"Before Elvis' untimely death in 1977, Dino managed to see him in concert 13 times and relished the day he met him backstage, where he claimed Elvis generously gave him a wrestler's ring off of his finger. Asked about what it meant to him, in true Dino fashion he responded, 'Elvis also gave cars away. I would've preferred a car.'"

'Rags to Riches'

"As imaginative as he was creative, the wheels continued to spin as Dino worked on ideas and inventions that had the potential to make him the next millionaire. In 1988, he premiered his 'Dino D-Lite' fashion-ware that featured outfits and shoes with strobing lights. With the exception of the prototype that he proudly wore out, it never saw the light of day."

'Teddy Bear'

"He had a big heart for children, and enjoyed their innocent nature. He felt compassion for those afflicted with debilitating diseases, and donated a percentage of profits from his record sales to charities for Cerebral Palsy, performing on local telethons. Dino would give the shirt off his back, and even his jacket, for someone in need, like he did for a lost child one winter at the Victorian Streetwalk in Saratoga Springs. He stayed with that boy until he found his parents. Dino's heart was rich, even though he was not. That, too, was Dino."

Glickman recently posted a lengthy tribute to De Cherro on social media platform Facebook. He has given The Gazette permission to run portions of the salute.

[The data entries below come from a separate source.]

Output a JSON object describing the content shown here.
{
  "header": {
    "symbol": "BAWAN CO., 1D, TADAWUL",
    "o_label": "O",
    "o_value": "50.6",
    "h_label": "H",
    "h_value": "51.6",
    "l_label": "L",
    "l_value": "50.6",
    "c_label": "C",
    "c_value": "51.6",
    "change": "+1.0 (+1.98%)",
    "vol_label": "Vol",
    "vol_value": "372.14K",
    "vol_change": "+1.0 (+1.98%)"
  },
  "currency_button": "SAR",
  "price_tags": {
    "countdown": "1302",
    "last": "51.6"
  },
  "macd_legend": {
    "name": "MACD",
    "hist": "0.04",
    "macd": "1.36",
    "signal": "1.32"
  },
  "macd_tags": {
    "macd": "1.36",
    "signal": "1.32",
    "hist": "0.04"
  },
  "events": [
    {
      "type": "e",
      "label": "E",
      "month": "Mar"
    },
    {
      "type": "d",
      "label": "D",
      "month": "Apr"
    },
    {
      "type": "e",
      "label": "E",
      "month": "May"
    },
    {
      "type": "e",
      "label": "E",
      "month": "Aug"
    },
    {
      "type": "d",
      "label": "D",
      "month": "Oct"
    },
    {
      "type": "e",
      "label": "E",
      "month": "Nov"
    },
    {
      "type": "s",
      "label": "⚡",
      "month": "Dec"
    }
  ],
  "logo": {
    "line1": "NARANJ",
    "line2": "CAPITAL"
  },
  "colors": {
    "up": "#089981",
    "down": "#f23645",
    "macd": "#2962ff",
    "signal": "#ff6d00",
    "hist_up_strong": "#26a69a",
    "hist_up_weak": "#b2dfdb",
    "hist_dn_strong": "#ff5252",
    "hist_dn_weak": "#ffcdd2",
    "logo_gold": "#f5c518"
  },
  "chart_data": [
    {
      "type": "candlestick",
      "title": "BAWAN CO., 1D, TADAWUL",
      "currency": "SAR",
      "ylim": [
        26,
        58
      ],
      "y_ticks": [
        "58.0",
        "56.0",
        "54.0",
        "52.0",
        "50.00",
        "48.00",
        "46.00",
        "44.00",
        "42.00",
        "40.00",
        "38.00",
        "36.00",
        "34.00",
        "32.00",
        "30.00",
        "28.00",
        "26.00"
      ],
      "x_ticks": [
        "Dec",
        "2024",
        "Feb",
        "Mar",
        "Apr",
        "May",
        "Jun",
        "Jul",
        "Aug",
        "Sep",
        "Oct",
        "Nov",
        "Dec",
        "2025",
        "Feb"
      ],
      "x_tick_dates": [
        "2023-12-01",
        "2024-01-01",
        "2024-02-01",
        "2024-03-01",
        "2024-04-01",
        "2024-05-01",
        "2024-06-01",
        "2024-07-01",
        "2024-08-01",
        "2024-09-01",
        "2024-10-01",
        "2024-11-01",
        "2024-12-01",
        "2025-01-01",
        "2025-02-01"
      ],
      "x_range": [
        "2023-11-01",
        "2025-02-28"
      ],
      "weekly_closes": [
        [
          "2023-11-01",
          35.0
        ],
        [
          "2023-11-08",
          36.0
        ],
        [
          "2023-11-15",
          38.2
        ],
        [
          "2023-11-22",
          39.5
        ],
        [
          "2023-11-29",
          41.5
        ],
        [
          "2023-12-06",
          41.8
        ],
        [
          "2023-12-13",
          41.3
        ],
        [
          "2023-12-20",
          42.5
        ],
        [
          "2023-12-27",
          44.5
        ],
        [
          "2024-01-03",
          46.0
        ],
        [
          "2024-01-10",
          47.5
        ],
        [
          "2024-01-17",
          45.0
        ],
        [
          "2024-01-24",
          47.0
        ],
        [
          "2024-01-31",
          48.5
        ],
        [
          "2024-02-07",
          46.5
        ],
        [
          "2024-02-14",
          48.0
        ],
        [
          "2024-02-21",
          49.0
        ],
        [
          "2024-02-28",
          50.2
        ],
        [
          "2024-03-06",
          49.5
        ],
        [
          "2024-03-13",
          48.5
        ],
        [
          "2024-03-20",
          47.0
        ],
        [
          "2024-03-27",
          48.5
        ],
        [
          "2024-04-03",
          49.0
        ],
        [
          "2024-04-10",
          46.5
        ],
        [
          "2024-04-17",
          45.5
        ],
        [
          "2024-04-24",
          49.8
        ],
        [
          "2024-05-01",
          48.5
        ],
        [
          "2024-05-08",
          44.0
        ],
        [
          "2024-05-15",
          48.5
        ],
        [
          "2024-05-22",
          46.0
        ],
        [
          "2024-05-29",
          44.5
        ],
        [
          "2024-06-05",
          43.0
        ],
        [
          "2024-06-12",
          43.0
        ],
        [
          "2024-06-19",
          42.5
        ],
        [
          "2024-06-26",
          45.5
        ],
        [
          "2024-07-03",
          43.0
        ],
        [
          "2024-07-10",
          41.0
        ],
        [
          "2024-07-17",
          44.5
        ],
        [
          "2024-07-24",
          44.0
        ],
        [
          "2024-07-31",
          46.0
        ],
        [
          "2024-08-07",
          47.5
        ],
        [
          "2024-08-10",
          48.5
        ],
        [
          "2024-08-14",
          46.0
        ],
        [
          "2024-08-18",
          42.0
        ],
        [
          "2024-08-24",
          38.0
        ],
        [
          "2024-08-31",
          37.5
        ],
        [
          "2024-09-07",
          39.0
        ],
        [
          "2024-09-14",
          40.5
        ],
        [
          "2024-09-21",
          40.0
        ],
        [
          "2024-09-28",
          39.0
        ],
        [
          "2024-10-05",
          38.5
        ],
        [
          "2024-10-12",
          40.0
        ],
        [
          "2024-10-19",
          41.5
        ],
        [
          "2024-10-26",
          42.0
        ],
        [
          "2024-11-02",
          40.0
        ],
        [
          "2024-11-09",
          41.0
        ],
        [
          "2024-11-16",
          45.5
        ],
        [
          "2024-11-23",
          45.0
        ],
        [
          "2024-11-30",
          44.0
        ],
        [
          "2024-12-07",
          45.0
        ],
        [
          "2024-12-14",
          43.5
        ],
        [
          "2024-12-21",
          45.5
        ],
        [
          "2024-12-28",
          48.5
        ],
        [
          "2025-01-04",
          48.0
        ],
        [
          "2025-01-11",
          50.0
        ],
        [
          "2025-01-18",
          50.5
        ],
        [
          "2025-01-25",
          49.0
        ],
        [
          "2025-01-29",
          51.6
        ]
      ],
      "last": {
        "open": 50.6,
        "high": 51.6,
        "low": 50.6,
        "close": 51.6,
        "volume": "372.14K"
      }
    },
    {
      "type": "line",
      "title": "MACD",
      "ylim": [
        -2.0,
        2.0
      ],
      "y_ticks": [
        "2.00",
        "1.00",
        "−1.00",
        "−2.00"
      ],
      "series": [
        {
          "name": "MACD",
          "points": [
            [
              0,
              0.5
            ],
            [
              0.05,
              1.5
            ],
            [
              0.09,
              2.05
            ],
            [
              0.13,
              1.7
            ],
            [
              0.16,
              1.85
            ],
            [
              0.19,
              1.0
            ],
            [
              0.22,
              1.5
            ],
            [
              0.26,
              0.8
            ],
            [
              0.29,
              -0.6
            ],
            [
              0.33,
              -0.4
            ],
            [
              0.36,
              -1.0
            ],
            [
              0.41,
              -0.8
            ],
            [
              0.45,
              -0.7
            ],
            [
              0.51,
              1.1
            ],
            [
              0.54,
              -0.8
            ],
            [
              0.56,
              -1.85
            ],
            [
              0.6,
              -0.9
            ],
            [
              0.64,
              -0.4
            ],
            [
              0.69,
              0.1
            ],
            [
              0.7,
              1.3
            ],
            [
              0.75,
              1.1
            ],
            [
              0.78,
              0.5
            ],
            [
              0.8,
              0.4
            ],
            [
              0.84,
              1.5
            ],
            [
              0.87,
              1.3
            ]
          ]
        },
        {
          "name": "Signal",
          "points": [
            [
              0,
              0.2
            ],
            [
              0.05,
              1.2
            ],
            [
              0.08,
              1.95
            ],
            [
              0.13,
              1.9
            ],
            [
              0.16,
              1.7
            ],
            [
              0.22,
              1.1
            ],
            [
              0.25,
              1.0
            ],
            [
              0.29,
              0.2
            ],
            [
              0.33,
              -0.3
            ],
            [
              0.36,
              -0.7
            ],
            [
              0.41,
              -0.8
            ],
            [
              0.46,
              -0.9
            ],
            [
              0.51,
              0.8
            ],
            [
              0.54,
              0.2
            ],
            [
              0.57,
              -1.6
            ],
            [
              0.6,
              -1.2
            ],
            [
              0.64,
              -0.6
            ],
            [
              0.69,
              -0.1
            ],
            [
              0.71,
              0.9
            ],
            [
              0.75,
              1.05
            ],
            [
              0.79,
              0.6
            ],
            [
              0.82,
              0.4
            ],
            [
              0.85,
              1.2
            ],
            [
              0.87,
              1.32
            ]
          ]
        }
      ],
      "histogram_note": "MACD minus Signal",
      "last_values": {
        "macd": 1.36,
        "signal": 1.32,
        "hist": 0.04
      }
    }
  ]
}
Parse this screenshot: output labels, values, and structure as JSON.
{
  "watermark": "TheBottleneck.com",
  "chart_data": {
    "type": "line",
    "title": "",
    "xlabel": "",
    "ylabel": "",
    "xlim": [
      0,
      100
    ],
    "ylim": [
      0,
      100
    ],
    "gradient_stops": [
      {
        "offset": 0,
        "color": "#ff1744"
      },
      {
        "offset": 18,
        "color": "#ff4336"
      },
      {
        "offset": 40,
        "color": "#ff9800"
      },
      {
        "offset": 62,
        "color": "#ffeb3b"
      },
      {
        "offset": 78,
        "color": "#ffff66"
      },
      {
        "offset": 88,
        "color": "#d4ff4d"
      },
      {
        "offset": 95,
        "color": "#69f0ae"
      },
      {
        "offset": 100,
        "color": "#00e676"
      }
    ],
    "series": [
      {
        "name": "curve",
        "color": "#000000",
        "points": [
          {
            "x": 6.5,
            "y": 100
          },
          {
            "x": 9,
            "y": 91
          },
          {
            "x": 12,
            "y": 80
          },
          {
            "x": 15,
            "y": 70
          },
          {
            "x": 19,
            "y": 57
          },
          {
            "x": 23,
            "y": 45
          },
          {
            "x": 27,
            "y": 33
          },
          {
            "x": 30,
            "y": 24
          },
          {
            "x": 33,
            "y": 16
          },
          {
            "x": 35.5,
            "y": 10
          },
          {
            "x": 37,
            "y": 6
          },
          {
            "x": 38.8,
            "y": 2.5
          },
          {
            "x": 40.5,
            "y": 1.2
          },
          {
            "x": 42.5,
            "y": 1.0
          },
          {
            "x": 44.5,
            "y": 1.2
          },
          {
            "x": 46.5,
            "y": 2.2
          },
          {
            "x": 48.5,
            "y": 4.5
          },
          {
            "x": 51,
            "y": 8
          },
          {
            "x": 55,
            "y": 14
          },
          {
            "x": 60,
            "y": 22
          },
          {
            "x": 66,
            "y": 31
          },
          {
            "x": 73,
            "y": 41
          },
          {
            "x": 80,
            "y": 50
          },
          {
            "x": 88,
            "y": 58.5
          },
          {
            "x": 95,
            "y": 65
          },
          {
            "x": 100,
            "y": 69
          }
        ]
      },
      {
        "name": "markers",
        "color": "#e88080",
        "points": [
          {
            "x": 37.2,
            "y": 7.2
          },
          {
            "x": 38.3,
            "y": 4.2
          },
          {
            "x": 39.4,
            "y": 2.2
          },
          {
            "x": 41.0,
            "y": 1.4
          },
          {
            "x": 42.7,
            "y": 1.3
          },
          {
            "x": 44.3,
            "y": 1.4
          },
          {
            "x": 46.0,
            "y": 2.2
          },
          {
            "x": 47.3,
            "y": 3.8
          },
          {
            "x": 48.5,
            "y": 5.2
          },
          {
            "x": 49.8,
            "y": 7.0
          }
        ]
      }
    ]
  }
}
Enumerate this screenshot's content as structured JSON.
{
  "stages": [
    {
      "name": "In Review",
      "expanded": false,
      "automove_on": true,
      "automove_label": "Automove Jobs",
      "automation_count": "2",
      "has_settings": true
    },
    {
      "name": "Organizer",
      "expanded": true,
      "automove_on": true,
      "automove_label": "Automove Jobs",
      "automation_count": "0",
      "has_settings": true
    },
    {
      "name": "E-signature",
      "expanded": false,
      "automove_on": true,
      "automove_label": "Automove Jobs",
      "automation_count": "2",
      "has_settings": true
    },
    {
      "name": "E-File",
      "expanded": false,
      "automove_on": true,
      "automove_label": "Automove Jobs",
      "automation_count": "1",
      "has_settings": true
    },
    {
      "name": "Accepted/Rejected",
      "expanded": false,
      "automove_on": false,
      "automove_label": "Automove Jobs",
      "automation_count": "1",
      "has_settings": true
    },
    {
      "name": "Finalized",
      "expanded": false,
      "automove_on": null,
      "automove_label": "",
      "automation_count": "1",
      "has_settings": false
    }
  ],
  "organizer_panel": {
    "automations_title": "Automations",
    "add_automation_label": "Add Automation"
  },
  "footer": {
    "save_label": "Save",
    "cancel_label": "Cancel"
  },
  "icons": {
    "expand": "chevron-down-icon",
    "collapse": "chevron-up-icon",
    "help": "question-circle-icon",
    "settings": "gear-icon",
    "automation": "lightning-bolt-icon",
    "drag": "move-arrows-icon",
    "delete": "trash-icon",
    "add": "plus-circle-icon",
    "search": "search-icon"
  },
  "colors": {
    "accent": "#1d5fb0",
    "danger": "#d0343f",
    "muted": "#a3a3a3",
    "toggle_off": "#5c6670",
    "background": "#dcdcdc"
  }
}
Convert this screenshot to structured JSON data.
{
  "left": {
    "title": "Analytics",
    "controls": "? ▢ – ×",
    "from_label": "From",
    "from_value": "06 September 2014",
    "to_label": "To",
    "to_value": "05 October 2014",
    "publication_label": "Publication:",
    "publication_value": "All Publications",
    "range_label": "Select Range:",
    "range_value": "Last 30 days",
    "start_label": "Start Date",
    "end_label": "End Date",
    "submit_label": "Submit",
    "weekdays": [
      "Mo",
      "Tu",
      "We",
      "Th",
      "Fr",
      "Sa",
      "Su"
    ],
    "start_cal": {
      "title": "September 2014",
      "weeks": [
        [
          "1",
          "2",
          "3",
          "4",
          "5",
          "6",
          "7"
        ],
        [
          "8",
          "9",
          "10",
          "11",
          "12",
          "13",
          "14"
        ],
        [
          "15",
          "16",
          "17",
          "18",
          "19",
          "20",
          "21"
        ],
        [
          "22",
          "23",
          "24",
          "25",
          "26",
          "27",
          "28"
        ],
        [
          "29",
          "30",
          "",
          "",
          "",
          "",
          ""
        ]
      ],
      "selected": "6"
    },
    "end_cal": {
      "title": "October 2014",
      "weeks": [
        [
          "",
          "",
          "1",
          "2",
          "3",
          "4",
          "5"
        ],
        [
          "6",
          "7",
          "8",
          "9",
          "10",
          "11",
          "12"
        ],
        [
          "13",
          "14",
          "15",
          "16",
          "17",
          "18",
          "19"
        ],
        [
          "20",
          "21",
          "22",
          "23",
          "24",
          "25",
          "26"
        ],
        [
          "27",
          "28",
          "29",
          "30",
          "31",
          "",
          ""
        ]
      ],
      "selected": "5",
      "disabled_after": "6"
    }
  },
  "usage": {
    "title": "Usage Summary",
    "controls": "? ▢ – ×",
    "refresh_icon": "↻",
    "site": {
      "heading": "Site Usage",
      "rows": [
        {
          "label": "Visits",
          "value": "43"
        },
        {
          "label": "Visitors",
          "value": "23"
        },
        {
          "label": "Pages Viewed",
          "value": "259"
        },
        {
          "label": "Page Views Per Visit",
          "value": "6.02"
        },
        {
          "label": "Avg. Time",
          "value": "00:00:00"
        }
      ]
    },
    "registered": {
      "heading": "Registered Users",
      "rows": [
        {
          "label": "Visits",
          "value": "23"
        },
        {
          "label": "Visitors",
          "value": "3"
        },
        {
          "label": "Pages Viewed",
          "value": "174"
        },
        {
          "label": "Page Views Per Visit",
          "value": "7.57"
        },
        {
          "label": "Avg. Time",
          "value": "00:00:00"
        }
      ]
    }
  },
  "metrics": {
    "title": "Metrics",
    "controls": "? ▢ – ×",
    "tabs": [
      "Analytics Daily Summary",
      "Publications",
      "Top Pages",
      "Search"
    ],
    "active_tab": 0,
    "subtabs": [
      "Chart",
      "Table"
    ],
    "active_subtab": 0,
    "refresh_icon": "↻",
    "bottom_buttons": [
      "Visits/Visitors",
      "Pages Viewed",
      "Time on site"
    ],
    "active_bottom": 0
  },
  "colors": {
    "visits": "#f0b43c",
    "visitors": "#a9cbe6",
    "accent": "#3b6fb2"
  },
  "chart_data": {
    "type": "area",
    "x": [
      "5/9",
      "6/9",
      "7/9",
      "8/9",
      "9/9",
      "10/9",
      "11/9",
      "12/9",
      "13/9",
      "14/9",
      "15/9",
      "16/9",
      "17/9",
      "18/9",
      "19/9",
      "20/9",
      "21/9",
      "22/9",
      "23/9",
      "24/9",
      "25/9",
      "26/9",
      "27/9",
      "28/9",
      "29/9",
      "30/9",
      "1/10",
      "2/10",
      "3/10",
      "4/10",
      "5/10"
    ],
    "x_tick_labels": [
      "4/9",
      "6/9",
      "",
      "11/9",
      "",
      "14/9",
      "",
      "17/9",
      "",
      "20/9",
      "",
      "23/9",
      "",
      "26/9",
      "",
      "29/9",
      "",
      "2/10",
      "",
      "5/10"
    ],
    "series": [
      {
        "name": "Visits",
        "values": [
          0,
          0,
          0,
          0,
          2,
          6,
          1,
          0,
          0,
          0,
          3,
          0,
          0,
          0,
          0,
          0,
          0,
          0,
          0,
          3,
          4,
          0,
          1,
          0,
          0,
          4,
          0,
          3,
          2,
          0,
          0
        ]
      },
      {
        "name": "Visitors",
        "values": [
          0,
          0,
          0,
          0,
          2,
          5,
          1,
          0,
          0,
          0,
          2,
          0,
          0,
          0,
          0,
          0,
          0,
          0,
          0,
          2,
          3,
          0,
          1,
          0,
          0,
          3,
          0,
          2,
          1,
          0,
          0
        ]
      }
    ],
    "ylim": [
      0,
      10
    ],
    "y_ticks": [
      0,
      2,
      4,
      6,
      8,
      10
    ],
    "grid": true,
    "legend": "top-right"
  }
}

The newspaper has added the subheads -- titles from Presley songs -- that precede each excerpt.